Of de Tocqueville and Exercise Philanthropy
So, too, under this umbrella, come the myriad -thons (walk-a-thons, bowl-a-thons, dance-a-thons, dress-a-thons) of fundraising infamy.
In an op ed in last Sunday’s New York Times, Ted Gup marvels at the success, and the absurdity, of the walkers against hunger striding across his neighborhood. What better use could their volunteer hours be put to building houses or volunteering in direct service, he wonders?
But ah, this is America – where we love to band together, and to urge others to join the fray – and how we take responsibility for social change. Gup reconciles the appeal of the walks to the accomplishment of public good:
“Where abstract appeals on behalf of the faceless needy may fall on deaf ears, appeals from family and neighbors do not…It personalizes the issue, quite literally turning the abstract into the concrete, converting perspiration into philanthropy.”Now as a fundraising professional, you might expect that I come down firmly on the pro-thon side. Or even that I shudder at the thought, knowing the work involved (I was part of the initial birthing of Transportation Alternatives’ NYC Century – a 100-mile route bike ride through NYC streets, to mention only one logistical nightmare I was unafraid to tackle in my youth.) But neither of these professional positions inform my take on this phenomenon.

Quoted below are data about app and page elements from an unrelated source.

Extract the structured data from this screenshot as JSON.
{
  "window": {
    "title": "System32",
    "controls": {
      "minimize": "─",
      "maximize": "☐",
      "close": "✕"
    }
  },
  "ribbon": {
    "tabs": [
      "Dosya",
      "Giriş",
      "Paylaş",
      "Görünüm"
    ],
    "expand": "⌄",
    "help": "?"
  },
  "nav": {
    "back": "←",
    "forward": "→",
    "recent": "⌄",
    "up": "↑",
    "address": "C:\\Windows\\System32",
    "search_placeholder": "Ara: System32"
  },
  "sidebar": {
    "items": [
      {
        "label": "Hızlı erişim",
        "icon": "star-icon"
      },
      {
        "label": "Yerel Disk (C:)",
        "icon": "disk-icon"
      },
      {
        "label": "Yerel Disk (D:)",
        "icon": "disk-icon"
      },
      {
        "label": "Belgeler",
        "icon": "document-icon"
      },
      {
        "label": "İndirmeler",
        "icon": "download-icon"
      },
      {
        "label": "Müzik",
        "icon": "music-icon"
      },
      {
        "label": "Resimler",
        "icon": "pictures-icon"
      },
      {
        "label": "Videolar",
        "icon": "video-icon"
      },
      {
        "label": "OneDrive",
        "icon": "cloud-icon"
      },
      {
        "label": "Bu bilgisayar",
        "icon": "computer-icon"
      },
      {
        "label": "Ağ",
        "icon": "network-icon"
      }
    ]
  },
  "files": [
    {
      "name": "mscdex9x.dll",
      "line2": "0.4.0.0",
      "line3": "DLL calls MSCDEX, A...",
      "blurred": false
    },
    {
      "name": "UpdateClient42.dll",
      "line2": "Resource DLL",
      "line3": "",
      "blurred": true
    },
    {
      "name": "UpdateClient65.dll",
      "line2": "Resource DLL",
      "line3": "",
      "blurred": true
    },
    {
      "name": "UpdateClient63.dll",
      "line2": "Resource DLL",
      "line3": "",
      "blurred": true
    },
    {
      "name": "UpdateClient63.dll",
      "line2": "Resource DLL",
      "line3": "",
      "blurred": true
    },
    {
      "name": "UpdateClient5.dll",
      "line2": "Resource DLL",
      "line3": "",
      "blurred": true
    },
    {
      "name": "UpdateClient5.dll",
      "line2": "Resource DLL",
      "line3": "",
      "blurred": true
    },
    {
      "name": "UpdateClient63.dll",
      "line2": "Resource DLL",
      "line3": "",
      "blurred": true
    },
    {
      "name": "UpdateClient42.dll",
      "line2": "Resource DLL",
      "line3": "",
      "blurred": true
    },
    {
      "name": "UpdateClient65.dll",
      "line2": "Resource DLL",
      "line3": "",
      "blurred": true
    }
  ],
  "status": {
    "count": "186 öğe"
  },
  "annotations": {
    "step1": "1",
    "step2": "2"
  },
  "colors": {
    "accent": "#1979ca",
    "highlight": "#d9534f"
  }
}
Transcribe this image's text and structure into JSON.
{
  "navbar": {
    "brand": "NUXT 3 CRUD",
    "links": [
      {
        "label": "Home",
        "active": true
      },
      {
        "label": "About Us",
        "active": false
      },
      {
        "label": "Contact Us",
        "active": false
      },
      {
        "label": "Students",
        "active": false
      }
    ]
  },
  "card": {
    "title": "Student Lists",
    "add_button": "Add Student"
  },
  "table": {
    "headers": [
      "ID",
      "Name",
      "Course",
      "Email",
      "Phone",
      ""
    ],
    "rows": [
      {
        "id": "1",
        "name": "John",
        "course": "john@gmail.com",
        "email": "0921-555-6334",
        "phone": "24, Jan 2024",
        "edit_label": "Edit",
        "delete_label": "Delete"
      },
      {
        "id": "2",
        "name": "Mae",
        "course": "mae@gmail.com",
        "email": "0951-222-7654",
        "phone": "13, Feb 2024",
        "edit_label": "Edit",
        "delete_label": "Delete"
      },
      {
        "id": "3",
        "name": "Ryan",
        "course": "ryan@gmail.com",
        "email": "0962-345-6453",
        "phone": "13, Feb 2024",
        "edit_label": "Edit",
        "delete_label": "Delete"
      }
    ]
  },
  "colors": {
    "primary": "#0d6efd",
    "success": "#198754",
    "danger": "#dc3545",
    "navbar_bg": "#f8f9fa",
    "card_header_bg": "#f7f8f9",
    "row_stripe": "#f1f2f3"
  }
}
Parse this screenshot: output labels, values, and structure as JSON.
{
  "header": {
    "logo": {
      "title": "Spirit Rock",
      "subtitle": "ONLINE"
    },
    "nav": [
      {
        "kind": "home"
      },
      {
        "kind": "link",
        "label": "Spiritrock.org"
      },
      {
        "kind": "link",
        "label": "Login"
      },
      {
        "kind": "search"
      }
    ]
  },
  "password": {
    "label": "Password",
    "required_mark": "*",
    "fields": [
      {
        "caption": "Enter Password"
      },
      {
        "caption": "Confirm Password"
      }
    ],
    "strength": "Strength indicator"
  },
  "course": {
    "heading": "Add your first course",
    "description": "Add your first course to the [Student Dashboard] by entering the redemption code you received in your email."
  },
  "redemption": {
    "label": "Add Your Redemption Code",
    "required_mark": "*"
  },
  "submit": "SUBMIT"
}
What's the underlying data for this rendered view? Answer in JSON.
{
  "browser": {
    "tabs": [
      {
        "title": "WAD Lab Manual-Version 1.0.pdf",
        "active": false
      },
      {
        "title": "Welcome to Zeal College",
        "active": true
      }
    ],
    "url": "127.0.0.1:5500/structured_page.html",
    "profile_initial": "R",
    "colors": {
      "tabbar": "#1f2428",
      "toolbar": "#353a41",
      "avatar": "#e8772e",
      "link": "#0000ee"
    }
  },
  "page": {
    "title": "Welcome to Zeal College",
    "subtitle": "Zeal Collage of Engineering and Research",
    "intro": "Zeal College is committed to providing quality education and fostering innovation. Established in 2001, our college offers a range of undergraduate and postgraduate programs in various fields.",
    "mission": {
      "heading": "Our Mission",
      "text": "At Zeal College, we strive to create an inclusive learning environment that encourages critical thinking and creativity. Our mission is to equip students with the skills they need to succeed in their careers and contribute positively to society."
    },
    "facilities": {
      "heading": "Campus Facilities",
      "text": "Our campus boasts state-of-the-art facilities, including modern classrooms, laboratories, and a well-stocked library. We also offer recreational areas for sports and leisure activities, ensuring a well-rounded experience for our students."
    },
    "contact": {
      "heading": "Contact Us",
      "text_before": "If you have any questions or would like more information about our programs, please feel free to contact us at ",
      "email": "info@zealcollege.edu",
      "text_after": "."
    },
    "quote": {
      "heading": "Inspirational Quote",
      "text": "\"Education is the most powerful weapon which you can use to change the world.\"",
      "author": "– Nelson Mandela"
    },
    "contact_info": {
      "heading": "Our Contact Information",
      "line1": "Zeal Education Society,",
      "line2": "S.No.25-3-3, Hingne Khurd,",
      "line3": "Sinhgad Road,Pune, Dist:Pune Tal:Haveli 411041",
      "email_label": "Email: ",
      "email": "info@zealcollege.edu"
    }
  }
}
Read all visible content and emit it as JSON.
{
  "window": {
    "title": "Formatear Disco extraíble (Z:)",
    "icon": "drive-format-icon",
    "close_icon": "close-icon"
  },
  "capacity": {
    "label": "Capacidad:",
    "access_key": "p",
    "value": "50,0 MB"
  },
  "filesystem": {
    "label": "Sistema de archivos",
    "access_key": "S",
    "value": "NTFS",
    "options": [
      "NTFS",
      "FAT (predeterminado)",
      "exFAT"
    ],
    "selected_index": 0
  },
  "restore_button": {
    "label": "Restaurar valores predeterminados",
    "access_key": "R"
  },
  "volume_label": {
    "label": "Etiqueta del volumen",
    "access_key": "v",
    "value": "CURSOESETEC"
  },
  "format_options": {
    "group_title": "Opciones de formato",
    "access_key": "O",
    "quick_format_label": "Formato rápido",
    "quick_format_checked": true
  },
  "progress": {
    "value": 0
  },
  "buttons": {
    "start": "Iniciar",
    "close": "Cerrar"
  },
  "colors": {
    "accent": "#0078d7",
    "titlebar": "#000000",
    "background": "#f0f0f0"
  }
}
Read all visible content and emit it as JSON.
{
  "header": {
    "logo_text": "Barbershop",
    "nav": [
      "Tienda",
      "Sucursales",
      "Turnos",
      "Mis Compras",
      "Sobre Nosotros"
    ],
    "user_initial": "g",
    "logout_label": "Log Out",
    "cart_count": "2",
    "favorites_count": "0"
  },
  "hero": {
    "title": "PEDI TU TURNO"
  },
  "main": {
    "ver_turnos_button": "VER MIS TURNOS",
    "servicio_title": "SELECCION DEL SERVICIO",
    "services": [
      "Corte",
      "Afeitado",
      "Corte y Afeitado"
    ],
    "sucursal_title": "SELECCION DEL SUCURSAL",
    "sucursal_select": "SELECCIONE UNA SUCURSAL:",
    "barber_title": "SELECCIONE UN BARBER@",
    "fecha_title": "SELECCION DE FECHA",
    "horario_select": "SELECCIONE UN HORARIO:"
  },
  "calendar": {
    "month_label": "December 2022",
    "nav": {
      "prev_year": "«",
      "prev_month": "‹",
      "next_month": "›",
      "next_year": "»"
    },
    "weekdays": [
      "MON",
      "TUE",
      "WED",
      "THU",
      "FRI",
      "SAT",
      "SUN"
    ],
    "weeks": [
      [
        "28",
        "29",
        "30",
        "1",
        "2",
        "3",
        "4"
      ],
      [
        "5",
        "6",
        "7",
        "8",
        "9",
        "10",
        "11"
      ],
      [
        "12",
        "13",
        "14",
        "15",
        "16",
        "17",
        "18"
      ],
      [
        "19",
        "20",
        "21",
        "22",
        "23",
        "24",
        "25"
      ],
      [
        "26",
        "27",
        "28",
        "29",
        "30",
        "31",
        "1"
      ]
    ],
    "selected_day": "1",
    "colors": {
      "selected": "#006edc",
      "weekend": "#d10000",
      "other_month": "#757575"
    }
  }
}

I do applaud the generosity of spirit that leads people to solve problems together. Walking, bowling, dancing, dressing (yes I’ve heard of that one somewhere).
But I also understand how individual effort takes the place of collective, governmental responsibility for realigning the distribution of resources and opportunity.
We can walk all we want, but people will still go hungry, until there is a collective will to shape public policy to change that.
There, now I’ve said it.
Now I have to go back to sending emails soliciting volunteers for the local school’s “Run for Health…”